JusticeHome, sponsored by the Women’s Prison Association in the United States, provides an interesting alternative to imprisonment. Rather than go to prison, women in the state of New York convicted of a felony and with a sentence of at least six months can be selected to live at home with their children and participate in treatment, education, and employment programmes.
A good example of legal reforms with a gender perspective can be found in Costa Rica, which in 2013 reduced the penalties for women bringing drugs into prisons. Thanks to the reform, more than 150 women who had been sentenced under the previous law were released. In addition, now, women for whom bringing drugs into prison is their first offence, and who are affected by some of the conditions of vulnerability noted in the new law, can be eligible for alternatives to incarceration, making it possible for them to participate in social insertion programmes aimed at preventing recidivism.
The Costa Rican reform underscores that a human development focus is essential when considering drug policy reforms. Economic development programmes need to be implemented in rural areas where crops for illicit markets are cultivated and in marginalised urban areas where drug markets proliferate. Rather than pouring money into prisons, governments can better spend scarce resources providing education, training, and employment programmes that target women living in vulnerable conditions. For those women who do end up incarcerated, assistance should be provided to help them transition out of prison and to find employment, an even more difficult task with a criminal record.
“In the Bible, it says that women are…the foundation of the home”, Johana tells us, from her prison in Bogotá. “Well then, help us to be a strong foundation.

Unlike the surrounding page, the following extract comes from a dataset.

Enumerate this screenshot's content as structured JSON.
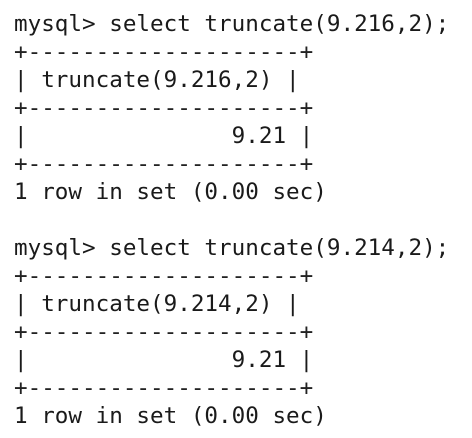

Many of us are here for our children, how would it be if we had opportunities?”
This article is based on the report, “Women, Drug Policies, and Incarceration: A Guide to Policy Reform in Latin America and the Caribbean”, published by WOLA, IDPV, CIM/OAS and Dejusticia in February 2016.